A complete response lists each line of the data below that includes the word "desc".

● AVAILABLE DATA:
◆ ◆ ◆ ◆ ◆ ◆ ◆

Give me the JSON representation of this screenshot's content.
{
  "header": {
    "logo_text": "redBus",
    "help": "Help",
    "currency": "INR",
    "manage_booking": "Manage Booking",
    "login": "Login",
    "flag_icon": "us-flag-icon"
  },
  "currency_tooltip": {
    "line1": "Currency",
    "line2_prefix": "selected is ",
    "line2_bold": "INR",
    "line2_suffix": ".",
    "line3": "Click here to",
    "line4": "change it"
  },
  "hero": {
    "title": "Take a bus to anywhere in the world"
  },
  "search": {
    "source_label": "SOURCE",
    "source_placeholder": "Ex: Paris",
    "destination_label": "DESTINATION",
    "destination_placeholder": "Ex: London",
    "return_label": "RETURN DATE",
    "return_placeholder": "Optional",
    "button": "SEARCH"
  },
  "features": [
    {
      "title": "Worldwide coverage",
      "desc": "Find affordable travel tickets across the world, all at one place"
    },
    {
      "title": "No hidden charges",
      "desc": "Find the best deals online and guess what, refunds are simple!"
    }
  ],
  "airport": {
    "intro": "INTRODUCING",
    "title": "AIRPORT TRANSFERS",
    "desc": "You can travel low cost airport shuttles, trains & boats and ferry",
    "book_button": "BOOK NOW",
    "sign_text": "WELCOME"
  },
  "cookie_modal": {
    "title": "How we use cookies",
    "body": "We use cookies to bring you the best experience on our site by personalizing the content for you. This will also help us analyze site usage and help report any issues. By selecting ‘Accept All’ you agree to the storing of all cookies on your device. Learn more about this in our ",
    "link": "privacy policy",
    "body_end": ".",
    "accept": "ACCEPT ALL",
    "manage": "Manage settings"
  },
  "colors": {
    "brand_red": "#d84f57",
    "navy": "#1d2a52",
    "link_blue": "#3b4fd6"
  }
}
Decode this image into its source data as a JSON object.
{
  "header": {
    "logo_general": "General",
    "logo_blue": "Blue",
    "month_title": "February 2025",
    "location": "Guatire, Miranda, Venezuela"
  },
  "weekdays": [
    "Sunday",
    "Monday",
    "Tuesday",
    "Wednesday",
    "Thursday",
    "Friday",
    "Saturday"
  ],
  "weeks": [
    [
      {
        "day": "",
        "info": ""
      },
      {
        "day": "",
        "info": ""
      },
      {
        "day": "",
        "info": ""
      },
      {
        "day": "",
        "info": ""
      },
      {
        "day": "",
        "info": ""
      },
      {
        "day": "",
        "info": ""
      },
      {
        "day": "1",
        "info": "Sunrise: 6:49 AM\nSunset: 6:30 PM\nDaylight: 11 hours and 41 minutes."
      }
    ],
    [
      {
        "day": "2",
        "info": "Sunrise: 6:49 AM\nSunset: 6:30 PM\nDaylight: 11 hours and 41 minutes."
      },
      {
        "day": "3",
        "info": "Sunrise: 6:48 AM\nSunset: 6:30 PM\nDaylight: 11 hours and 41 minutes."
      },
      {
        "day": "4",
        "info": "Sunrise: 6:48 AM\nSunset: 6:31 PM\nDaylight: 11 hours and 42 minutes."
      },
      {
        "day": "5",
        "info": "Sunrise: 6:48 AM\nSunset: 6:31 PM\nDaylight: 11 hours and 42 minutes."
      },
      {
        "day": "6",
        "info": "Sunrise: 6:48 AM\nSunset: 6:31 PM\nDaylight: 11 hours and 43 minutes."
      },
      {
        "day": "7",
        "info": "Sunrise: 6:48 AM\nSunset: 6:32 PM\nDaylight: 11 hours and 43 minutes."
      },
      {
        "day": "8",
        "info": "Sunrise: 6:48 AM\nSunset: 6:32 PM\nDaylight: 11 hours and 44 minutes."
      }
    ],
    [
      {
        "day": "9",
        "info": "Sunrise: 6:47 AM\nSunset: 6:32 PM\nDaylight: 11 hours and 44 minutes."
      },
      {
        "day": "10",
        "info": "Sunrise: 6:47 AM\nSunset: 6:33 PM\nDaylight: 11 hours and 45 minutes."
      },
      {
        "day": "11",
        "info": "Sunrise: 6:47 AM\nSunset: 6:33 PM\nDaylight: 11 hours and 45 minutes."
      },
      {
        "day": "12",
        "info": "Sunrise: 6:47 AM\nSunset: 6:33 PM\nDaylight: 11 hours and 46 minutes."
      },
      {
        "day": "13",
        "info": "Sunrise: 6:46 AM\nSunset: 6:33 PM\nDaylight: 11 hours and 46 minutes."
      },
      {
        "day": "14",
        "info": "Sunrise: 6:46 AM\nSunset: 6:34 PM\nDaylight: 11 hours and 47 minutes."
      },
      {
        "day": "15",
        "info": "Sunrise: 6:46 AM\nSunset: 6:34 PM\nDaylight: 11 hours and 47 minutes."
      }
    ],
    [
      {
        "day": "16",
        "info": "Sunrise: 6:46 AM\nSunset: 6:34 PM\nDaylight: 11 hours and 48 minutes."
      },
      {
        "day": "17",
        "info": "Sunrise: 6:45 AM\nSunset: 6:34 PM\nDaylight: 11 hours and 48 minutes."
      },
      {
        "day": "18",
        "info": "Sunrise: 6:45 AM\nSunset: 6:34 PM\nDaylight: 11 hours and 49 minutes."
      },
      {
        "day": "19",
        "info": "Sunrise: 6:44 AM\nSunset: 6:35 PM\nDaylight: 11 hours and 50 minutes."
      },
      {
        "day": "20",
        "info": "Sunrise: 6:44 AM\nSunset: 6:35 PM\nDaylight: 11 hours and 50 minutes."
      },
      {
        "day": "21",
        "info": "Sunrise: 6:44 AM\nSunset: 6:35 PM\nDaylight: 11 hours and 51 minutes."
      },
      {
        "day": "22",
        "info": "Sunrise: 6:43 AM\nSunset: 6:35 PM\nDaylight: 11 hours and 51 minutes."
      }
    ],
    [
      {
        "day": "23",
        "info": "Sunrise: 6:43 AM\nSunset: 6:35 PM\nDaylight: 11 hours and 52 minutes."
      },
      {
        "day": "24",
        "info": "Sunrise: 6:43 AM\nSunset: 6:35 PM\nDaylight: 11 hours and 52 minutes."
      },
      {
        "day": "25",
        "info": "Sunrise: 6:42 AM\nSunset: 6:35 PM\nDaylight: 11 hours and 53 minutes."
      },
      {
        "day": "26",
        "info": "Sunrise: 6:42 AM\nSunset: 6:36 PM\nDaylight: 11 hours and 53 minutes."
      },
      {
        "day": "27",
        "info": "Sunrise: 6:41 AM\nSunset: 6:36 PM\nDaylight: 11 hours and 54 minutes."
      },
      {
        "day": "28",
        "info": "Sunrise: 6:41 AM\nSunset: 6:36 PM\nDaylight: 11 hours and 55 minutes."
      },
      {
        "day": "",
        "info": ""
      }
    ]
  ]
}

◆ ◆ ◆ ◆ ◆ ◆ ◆

● EXERCISE OUTPUT:
      "desc": "Find affordable travel tickets across the world, all at one place"
      "desc": "Find the best deals online and guess what, refunds are simple!"
    "desc": "You can travel low cost airport shuttles, trains & boats and ferry",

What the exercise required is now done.